31 The officer misinterpreted section 23(b)(i) by limiting its application to marriage breakdowns "in law", and in failing to consider the inclusion of the words "in fact" in the administration of the provision. In light of the evidence provided by the applicant that he and Ms. Li had formally separated since September 30, 2013, that there was no hope for reconciliation, and that Ms. Li intended on divorcing from the applicant and no longer wished to be included on the application or to reside in Canada, the officer's insistence that the applicant provide further information on Ms. Li on the basis that it had not been demonstrated that the relationship was legally severed, was clearly unreasonable. This approach reflects the officer's misapprehension of the scope of the exemption under section 23(b)(i).
32 Accordingly, the decision must be set aside and returned to another visa officer for re-determination. In the circumstances, it is not necessary to consider the applicant's other submissions. There was no suggestion in the parties' reply to the Court's direction that a question of overriding importance was raised and none exists. There is no question for certification.
33 The application is allowed. The February 26, 2014 decision by the officer rejecting the applicant's application for permanent residence is set aside and the matter referred back to another officer for re-determination. There are no questions for certification.
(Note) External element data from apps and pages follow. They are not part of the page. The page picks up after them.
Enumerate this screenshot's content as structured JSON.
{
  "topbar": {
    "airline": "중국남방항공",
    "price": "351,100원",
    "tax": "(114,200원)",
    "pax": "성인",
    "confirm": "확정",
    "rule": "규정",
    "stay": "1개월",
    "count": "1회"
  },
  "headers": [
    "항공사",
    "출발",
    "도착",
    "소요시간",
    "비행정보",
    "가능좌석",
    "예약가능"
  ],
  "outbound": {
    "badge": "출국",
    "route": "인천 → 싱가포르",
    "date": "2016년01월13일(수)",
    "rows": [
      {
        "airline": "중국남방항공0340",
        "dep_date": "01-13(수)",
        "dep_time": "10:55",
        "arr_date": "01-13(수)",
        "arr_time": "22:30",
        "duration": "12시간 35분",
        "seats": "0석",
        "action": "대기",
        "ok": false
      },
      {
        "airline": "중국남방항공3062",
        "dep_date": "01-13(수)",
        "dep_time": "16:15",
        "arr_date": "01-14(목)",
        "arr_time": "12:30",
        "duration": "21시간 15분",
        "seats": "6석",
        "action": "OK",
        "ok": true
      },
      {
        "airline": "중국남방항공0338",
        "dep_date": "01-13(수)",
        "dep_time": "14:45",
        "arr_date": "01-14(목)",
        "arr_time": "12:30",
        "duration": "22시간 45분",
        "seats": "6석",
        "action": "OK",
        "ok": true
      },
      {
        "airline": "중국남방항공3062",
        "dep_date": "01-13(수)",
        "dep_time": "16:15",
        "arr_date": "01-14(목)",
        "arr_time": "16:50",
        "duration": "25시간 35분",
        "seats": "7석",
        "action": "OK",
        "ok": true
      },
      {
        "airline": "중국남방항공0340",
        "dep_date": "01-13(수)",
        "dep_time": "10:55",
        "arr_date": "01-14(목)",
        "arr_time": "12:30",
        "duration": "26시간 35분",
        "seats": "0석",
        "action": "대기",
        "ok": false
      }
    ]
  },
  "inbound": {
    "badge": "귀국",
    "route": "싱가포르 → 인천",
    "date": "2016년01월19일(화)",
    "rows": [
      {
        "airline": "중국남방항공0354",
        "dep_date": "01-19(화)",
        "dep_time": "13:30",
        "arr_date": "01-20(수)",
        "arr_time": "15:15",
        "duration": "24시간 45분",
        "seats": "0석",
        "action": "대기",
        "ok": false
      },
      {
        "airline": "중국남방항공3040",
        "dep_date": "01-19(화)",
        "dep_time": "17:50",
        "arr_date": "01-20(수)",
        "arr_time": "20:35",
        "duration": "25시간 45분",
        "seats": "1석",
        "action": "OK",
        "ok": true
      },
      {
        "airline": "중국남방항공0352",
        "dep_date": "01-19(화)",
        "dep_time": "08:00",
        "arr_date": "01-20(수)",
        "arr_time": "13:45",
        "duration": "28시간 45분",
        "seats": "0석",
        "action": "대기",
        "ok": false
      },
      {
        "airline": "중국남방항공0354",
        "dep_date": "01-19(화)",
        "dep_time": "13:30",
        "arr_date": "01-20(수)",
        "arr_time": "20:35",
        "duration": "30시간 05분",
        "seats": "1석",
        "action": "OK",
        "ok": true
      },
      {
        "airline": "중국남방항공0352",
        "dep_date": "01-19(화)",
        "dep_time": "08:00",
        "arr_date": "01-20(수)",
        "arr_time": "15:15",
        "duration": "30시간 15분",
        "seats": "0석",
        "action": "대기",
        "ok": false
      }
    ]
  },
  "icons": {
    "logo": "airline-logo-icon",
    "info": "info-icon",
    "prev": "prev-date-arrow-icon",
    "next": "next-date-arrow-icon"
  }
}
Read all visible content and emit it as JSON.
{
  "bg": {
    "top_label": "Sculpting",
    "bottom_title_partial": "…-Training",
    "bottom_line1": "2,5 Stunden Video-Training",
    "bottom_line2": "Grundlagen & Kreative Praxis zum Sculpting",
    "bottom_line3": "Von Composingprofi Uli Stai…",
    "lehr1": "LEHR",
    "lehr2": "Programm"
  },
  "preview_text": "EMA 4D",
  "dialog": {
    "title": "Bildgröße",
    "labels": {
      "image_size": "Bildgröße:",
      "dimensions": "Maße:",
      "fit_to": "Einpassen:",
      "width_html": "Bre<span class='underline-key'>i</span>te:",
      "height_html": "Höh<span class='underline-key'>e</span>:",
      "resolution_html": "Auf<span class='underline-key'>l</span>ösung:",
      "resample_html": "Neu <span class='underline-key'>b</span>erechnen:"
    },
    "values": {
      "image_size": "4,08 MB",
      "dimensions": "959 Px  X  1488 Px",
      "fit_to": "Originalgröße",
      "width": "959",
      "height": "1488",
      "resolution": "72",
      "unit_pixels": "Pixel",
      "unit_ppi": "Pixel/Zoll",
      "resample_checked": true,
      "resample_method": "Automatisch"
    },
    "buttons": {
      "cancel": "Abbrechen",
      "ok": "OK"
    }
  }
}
· THIS COURT'S JUDGMENT is that:
The application is allowed and the decision is set aside;
The application for permanent residence is to be returned before another officer for reconsideration; and
There are no questions for certification.